Kennedy also is on the legal team representing the Walker family, which names Motorola, AT&T, ZTE Corporation, Cricket Communications and the Telecommunications Industry Association as defendants.
According to the lawsuit, the defendants “downplayed, understated and/or did not state the health hazards and risks associated with cellphones” — even though they knew about them.
The lawsuit accuses the defendants of fraud, unfair trade practices, designed defects, inadequate warning and misrepresentation.
“The public is not being told the truth,” Lundy said. “People hold that cellphone next to their brain. The temporal lobe is the lobe surrounding the side of the brain of the ear, which gets the most exposure.”
According to Kennedy, cellphones transmit “dangerous carcinogenic radiation” even when people aren’t using them.
“The more apps you have on your phone, the more radiation is being transmitted,” Kennedy said. “Those apps are in communication with the tower all the time.”
Lundy said peer-reviewed studies show cellphone radiation affects not just the brain, but also other parts of the body. “There are studies that show men that put the cellphone in their pocket have a reduction of sperm count,” he said.
Research also shows women who put their cellphones in their bras “when they were exercising, jogging, they started showing up with tumors,” Lundy said.
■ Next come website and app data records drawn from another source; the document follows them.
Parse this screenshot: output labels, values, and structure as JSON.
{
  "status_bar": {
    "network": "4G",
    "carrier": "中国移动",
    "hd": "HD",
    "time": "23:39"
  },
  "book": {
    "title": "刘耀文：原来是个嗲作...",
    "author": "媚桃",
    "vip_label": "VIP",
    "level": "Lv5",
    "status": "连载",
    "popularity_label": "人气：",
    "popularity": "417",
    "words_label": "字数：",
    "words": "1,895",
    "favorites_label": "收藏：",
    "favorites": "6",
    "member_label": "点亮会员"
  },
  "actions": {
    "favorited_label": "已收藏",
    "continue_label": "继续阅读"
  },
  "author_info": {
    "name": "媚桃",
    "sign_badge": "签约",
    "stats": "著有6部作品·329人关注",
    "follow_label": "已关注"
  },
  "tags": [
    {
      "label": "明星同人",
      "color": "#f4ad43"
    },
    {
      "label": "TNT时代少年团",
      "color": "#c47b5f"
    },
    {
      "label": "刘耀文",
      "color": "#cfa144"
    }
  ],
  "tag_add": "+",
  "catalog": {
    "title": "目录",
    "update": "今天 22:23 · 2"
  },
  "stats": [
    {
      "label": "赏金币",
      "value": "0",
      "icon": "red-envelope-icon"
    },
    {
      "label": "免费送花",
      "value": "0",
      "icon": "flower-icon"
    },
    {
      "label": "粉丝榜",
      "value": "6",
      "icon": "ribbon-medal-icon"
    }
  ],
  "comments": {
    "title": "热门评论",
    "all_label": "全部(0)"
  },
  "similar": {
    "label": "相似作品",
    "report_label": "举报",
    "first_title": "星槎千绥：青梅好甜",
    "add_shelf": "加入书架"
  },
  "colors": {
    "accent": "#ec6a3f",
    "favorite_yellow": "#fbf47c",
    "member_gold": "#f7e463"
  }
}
Kennedy shared that there is a series of patents going back to the 1990s that show the telecommunication industry was patenting technology to “protect human tissue from radiation that they knew was emanating from their cellphones and destroying human cells, mutating them and it causing tumors.”
Since the industry would have to admit what it did was wrong, the patents ended up being shelved.
Lundy’s law firm is in possession of those old patents and is using them as evidence in the Walker case.